In under a week, Coastal Spritz became my girlfriend’s favorite drink to have in the house. She isn’t new to the RTD space. We’ve had dozens of various canned cocktails, hard seltzers, and every other kind of alcohol in a can you can imagine littering our fridge for the past year–the benefit (and curse) of writing about alcohol. She didn’t take to any of the previous offerings, but now, and for the foreseeable future, Coastal Spritz will be taking over the bottom shelf of our fridge–a place previously reserved for $15 bottles of white wine.
Canned wine has understandably gotten a bad wrap. That might be because many of the brands producing the stuff get their juice from the same place in Sonoma, says BJ McCaslin, Co-Founder of Coastal Spritz. Coastal, however, decided to go a different way.
McCaslin’s motto is “use the best premium ingredients,” which is probably what anyone will tell you about their product, including those heading to that same Sonoma shop. But McCaslin really did it. He headed up to Washington, where he now works with a premium vintner who sells their wines by the bottle. “The rose, the sauvignon blanc, and the chardonnay are all coming from the Columbia Valley.” To note, he gets his pinot noir from Oregon and California.
But why when everyone else is using the same base wine, would you want to spend the time and money it takes to bring something new into the picture?
“I’m 38 years old,” says McCaslin. “Like I tell the old lady, I’m all almost 40, l I’m not going to be drinking s***. I Just can’t.” As he puts it, “I drink Hennessy and Corona and sauvignon blanc out of the bottle,” meaning he, like everyone else, knows what he likes and sticks to it. “It’s so hard to change people’s poison in this space. To gain stomach share, you’re not going to change their poison because you have a cool label, you really have to have a good product.”
Established in 2018, Coastal Spritz describes themselves as “the pioneer of the 5% ABV in 12 oz. cans,” and in the RTD space, McCaslin truly is a pioneer. Previously, he created Coco Café, a coconut water and coffee brand that he eventually sold to Vita Coco. He’s taken his experience and knowledge of the space and created a brand that points towards both natural living and sandy beaches, things we can all get behind.

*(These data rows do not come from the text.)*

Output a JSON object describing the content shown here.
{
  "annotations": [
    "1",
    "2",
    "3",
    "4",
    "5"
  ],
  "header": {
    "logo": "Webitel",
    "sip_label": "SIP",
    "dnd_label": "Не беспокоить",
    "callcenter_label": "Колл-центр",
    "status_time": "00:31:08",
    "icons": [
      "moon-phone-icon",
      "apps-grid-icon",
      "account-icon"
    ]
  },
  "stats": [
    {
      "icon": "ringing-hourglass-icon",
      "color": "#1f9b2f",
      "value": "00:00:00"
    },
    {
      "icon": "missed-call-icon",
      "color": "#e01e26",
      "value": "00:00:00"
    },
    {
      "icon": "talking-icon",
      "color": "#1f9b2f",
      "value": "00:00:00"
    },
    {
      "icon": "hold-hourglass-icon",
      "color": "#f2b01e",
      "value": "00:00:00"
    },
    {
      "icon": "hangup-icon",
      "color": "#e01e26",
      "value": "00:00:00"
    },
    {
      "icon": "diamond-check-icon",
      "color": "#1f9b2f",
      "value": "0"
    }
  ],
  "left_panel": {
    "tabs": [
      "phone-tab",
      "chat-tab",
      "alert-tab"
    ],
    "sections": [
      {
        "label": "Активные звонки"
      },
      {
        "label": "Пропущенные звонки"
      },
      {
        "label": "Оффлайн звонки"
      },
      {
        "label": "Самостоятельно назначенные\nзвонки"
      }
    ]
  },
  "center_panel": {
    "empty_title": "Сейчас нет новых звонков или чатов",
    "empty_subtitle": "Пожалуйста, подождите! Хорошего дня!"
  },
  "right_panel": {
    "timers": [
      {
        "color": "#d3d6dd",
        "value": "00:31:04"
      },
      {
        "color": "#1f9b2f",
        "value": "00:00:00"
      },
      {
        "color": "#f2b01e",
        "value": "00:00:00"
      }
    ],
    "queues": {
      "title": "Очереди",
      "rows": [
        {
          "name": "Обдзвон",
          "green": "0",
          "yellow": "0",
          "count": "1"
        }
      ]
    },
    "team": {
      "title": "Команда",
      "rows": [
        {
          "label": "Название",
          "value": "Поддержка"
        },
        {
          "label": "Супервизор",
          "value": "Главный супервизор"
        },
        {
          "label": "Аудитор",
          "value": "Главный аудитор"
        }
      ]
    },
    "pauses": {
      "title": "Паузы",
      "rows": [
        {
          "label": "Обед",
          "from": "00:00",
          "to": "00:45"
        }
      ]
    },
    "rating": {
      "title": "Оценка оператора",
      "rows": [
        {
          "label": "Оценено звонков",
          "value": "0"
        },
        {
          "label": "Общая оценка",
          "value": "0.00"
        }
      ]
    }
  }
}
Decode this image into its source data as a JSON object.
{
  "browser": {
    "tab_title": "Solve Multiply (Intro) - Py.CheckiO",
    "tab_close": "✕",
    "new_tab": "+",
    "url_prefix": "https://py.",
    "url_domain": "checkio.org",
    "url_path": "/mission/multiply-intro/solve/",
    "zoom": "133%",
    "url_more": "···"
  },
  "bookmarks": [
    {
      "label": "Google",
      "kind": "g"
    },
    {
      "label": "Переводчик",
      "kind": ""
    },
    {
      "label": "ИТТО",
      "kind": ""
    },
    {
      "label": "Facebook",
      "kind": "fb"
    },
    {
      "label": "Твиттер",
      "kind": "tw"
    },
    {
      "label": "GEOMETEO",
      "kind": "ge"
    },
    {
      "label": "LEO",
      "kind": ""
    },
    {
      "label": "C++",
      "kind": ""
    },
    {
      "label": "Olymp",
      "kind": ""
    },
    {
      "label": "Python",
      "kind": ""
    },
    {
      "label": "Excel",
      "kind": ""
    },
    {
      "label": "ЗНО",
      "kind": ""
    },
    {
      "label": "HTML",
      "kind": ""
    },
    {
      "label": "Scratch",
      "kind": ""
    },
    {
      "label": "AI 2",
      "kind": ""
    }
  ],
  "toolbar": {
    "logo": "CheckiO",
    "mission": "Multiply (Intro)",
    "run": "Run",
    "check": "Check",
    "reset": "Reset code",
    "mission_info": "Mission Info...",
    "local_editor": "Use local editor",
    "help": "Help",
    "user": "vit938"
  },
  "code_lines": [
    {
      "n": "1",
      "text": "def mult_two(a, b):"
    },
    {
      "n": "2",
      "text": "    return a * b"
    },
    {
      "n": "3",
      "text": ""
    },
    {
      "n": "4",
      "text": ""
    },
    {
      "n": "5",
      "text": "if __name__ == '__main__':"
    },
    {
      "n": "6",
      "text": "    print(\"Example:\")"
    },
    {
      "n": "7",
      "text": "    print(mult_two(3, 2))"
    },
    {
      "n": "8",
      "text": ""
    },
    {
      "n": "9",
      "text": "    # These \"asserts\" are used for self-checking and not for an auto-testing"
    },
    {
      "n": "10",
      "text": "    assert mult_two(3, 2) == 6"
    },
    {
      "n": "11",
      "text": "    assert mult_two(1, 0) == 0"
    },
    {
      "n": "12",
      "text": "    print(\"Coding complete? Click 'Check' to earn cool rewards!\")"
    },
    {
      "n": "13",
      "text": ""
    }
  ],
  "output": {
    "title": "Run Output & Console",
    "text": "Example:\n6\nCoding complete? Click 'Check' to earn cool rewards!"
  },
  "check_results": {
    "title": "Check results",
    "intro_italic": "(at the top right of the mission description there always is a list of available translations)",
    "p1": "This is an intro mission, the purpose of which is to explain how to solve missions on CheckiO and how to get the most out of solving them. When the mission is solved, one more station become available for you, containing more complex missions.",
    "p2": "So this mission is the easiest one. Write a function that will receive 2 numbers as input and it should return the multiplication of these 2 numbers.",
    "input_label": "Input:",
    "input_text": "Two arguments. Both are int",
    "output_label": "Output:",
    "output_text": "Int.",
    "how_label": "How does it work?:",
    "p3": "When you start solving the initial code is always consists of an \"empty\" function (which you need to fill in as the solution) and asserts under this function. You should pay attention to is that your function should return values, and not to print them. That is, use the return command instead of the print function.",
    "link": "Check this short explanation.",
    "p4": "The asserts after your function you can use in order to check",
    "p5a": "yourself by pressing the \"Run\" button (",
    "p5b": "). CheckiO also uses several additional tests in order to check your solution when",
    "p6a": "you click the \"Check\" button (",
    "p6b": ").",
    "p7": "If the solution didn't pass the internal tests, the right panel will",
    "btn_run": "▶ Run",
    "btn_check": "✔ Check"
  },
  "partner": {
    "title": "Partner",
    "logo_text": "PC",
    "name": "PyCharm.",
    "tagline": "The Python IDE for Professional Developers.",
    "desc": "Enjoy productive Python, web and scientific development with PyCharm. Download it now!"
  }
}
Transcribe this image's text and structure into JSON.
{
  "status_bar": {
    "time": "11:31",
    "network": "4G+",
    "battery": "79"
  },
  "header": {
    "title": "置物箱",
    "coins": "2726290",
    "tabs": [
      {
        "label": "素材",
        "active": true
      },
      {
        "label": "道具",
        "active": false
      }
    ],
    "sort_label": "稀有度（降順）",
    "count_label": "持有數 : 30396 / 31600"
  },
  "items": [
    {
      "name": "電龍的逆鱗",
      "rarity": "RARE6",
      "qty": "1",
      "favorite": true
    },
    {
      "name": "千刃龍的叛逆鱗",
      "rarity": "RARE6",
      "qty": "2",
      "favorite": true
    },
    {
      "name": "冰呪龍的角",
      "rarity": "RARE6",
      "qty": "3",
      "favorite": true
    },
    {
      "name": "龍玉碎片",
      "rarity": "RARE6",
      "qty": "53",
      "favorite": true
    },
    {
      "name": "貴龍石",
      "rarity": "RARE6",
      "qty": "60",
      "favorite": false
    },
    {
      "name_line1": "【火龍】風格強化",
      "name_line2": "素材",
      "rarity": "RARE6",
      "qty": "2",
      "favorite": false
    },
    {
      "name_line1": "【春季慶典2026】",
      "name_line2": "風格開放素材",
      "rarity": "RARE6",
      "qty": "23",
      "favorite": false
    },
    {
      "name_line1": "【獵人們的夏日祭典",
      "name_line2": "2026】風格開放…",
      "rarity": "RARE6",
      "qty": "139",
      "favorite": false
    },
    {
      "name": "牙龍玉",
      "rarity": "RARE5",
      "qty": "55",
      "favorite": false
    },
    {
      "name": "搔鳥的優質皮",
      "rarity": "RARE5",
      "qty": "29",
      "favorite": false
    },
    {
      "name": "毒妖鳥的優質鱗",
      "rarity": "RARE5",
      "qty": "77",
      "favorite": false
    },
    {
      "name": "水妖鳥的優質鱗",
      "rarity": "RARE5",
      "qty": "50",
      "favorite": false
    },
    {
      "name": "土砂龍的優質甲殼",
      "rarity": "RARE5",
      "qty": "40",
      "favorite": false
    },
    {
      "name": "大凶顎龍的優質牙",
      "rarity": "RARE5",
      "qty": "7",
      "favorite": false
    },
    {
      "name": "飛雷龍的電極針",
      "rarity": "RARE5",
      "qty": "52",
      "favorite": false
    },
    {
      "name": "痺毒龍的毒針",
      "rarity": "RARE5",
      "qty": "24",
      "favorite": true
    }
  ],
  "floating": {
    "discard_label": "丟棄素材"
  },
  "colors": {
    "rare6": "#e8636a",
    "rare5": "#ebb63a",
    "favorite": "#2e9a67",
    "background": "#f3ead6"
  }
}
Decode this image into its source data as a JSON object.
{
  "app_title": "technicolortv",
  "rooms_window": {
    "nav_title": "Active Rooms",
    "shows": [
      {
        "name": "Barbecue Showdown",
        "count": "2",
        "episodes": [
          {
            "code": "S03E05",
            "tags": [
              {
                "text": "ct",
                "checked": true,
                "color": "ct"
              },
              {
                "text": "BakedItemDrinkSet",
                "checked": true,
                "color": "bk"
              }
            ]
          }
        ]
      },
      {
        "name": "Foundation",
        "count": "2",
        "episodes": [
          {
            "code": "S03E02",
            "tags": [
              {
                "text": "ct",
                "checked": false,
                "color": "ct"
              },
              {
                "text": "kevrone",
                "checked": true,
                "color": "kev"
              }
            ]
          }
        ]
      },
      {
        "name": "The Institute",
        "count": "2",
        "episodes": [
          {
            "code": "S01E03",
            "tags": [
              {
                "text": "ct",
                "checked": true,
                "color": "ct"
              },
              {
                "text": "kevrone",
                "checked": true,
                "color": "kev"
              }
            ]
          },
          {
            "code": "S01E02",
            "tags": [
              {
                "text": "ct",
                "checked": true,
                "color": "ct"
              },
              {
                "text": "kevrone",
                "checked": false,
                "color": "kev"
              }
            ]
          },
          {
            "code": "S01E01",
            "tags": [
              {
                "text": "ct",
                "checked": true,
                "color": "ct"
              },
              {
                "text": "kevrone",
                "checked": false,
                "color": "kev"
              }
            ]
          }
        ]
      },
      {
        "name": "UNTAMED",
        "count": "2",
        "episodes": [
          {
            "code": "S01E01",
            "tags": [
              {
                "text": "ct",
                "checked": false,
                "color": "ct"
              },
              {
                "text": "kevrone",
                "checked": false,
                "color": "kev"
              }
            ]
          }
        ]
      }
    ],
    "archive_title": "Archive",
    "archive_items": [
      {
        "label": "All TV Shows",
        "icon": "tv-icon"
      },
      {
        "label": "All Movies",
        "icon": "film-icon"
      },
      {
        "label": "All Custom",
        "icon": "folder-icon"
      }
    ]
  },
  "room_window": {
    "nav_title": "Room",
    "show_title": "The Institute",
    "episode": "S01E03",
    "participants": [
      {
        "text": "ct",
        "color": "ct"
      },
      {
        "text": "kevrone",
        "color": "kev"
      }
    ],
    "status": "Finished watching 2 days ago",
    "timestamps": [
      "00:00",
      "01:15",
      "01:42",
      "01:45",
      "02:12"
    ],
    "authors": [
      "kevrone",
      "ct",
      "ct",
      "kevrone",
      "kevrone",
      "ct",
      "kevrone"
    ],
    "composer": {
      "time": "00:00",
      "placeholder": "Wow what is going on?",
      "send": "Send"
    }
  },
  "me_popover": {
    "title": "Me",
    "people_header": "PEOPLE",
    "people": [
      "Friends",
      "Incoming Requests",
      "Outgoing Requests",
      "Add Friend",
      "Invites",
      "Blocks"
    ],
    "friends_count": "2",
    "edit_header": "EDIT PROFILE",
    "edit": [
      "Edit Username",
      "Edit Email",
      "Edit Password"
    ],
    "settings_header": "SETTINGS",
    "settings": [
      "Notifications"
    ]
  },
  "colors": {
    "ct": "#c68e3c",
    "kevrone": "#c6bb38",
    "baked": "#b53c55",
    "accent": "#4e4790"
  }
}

Coastal Spritz doesn’t use any artificial fruit juice or artificial sweeteners. Instead, it’s made with real fruit juice and a hint of monk fruit for that added sweet touch. The 12 oz. cans somehow come in at just 95 calories. It’s gluten-free, non-GMO, and a percentage of the brand’s proceeds go to benefit the Ocean Foundation, an organization that protects our oceans and beaches. Currently, it comes in six varieties: Pineapple Spritz, Classic Spritz, Watermelon Spritz, Chardonnay Spritz, Pinot Noir Spritz, and Sauvignon Blanc Spritz.
In a market space that’s getting more crowded each day and filling up with massive corporations and celebrity faces, McCaslin is counting on the quality of his product to make the difference in the end. “What do you want to market? How do you want to make yourself different?” he asks. “Because we looked at a celebrity angle and we have some celebrity investors and whatnot, but for us, we really want to focus on the premium nature of the product, where it’s cultivated, and then the offering, right. And the 12 ounce can and the 12 packs for that price point, because that’s really what I want to be about, I’m a consumer facing company. I want the consumers to really identify with this project. We give back. That’s always been our mentality as producers. We’re not doing it to make a ton of money. We’re doing it because this is a great product. We invest a ton of money into the product and we want you guys to actually have a great product.”
At the moment, Coastal Spritz is in 20 states, including the Midwest, the Mid-Atlantic, Florida, Pennsylvania, New York and New Jersey. They are also for sale at Costco in Texas, and next month will be opening up the Pacific Northwest with Washington and Oregon. If you’re in California, you can find them on the bottom shelf of our fridge, assuming we haven’t already drunk our week’s supply.